Ashley Mosley, Community Engagement Manager of InternMatch, shares a handful tips on how to generate a beneficial experience for both you and your interns. One point struck us as the strongest, and most beneficial, for both the intern and their manager:
Aside from daily tasks, your intern should be delegated one large, long-term project to undertake during their time with you. They will lead this project themselves, but you should be there to guide them in times of need. Depending on their position and your company, this could be a video project, social media campaign, marketing campaign, or even a website. This is their chance to learn, remain focused on a larger end-goal during their downtime, add value to the company, and gain a nice piece for their resume and portfolio.
By creating an awesome internship, you’ll get the best work from your interns as well as make them your advocates (and potentially future employees). Read Mosley’s full list over at the Huffington Post and then follow it up with her guide to kickstarting your internship program.
A research closet, a table full of index cards, and a ton of scraps: this video offers a fascinating look into the creative process of Dustin Lance Black, an Oscar-winning screenwriter with credits like Milk, J. Edger, and Big Love. Each starts with a ton of research, and then comes the notecards.
“I take material and boil down the moments that are cinematic and put them on notecards,” he says. “Each notecard should be as pure as possible. A film is not what happened, it is an impression of what happened.” He then rearranges and cuts endlessly until he has what he calls his “vomit draft.” From there he ruthlessly edits until, as he puts it, “I can get through the movie and not be bored.”
Looking to convince your boss, client, or potential customer that your ideas are worthwhile? Over on his blog, Scott Berkun covers everything you need to know to pitch your idea without having it flop. Berkun writes:
The classic mistake of would be idea pitchers is to pitch the idea well before it’s ready. When most people find an interesting idea, they’re quickly seduced by their egos into doing silly and non productive things, like annoying the pants off of everyone they come into contact with by telling them how amazing their new idea is. The thrill of being clever is so strong that they forget the fact that there are 100 interesting ideas bouncing around for every single truly good idea.
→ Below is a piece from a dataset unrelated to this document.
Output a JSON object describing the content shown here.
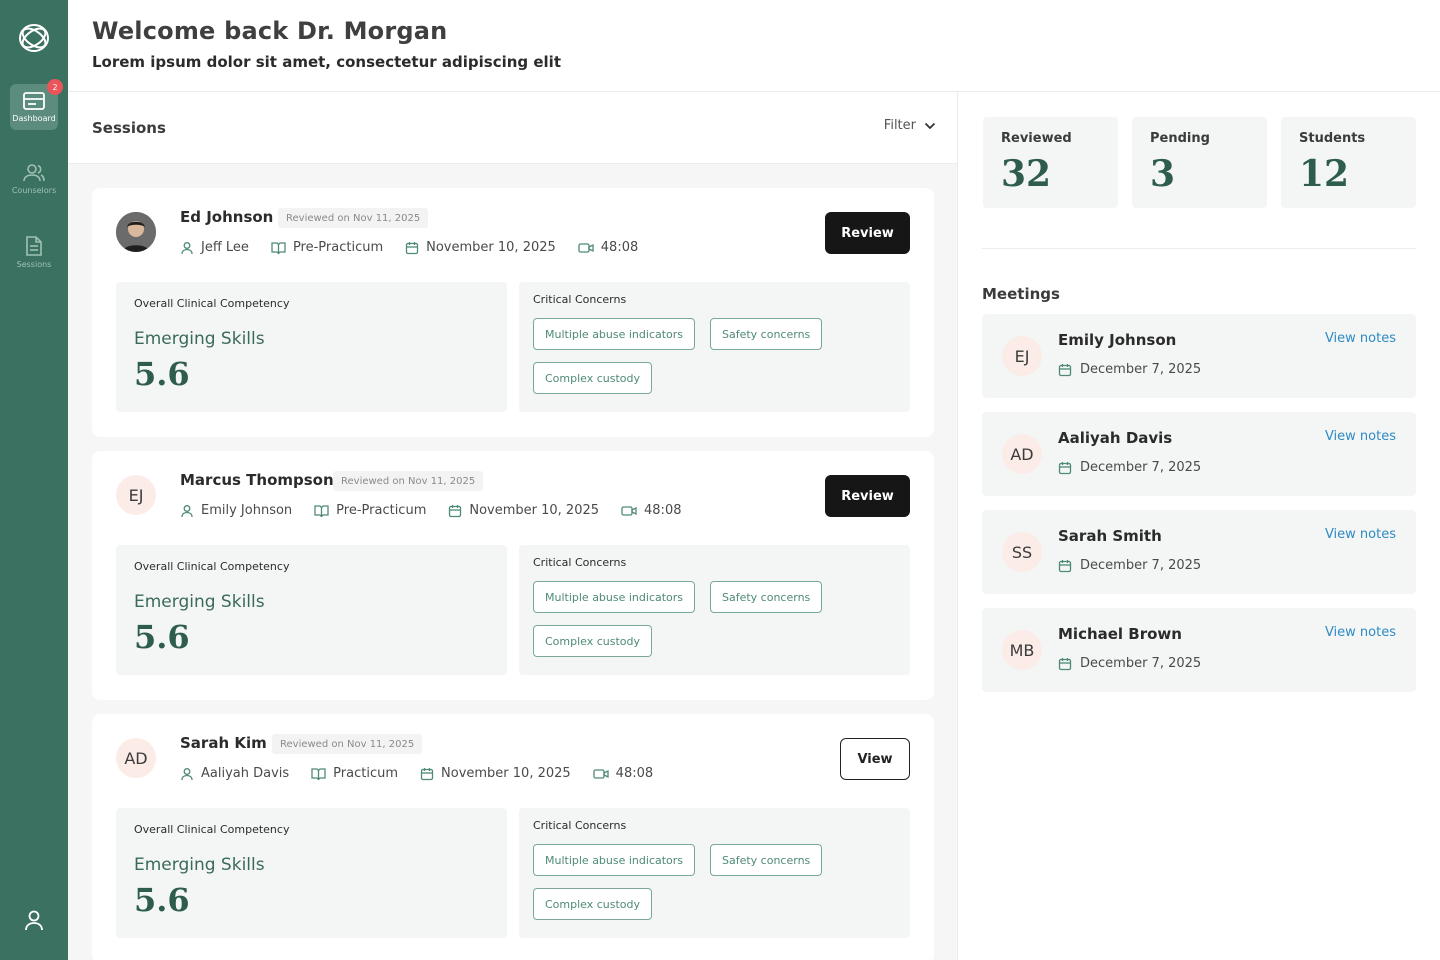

Most of the time it’s not worth pitching an idea until you’re able to answer some of the basic pragmatic questions about it, such as: What problem does this solve? What evidence is there that the problem is real, and important enough to solve (or in the corporate world, solve profitably?) What are the toughest logistical challenges implied by the idea, and how will (or would) you solve them? Do you have a prototype, sample or demonstration of an implementation of the idea (aka proof of concept)? Why are you the right person to solve it?
There’s a lot to consider when pitching your ideas. Before identifying who the right person to pitch is, and trying to understand their perspective and why your idea matters to them, take Berkun’s advice and answer the important questions to help you decide whether your idea has been fully flushed out, or needs tweaking.
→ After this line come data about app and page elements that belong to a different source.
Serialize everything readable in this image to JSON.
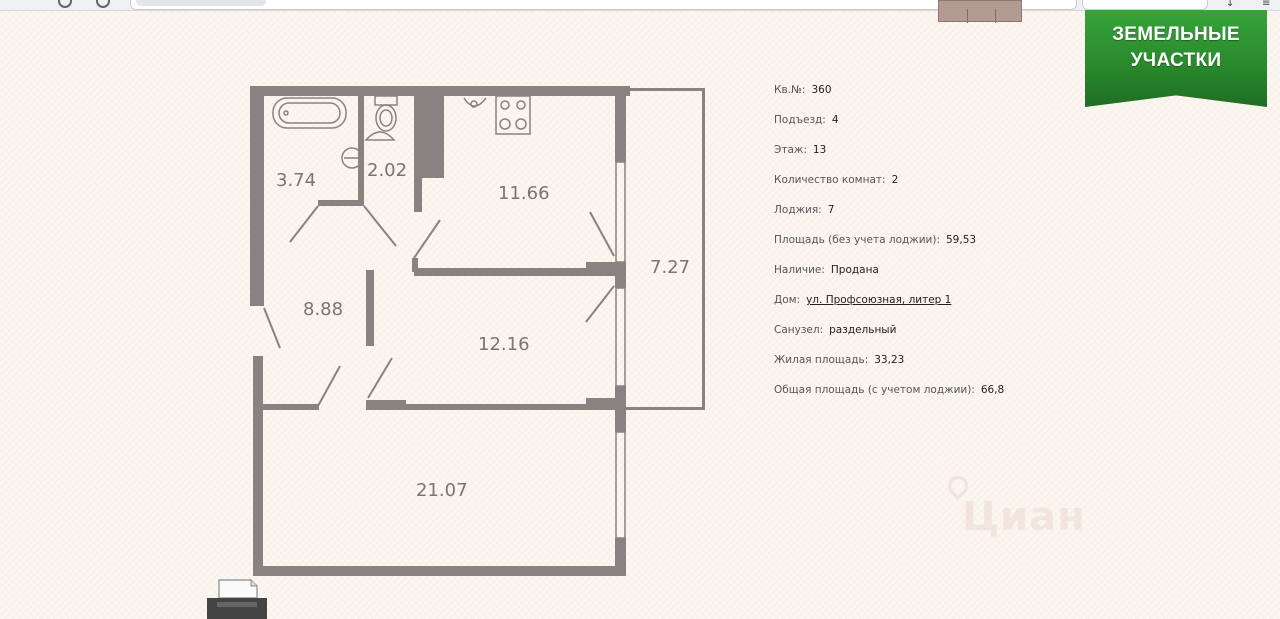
{
  "ribbon": {
    "line1": "ЗЕМЕЛЬНЫЕ",
    "line2": "УЧАСТКИ"
  },
  "rooms": {
    "bath": "3.74",
    "wc": "2.02",
    "kitchen": "11.66",
    "loggia": "7.27",
    "hall": "8.88",
    "room1": "12.16",
    "room2": "21.07"
  },
  "info": [
    {
      "label": "Кв.№:",
      "value": "360"
    },
    {
      "label": "Подъезд:",
      "value": "4"
    },
    {
      "label": "Этаж:",
      "value": "13"
    },
    {
      "label": "Количество комнат:",
      "value": "2"
    },
    {
      "label": "Лоджия:",
      "value": "7"
    },
    {
      "label": "Площадь (без учета лоджии):",
      "value": "59,53"
    },
    {
      "label": "Наличие:",
      "value": "Продана"
    },
    {
      "label": "Дом:",
      "value": "ул. Профсоюзная, литер 1"
    },
    {
      "label": "Санузел:",
      "value": "раздельный"
    },
    {
      "label": "Жилая площадь:",
      "value": "33,23"
    },
    {
      "label": "Общая площадь (с учетом лоджии):",
      "value": "66,8"
    }
  ],
  "colors": {
    "wall": "#8a8280",
    "ribbon": "#2a8a2d",
    "link": "#1a56c6"
  },
  "icons": [
    "printer-icon",
    "bathtub-icon",
    "toilet-icon",
    "sink-icon",
    "stove-icon",
    "cian-watermark-icon"
  ]
}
Doing so can make the difference between your idea becoming a reality, or seeming half-baked and falling through the cracks.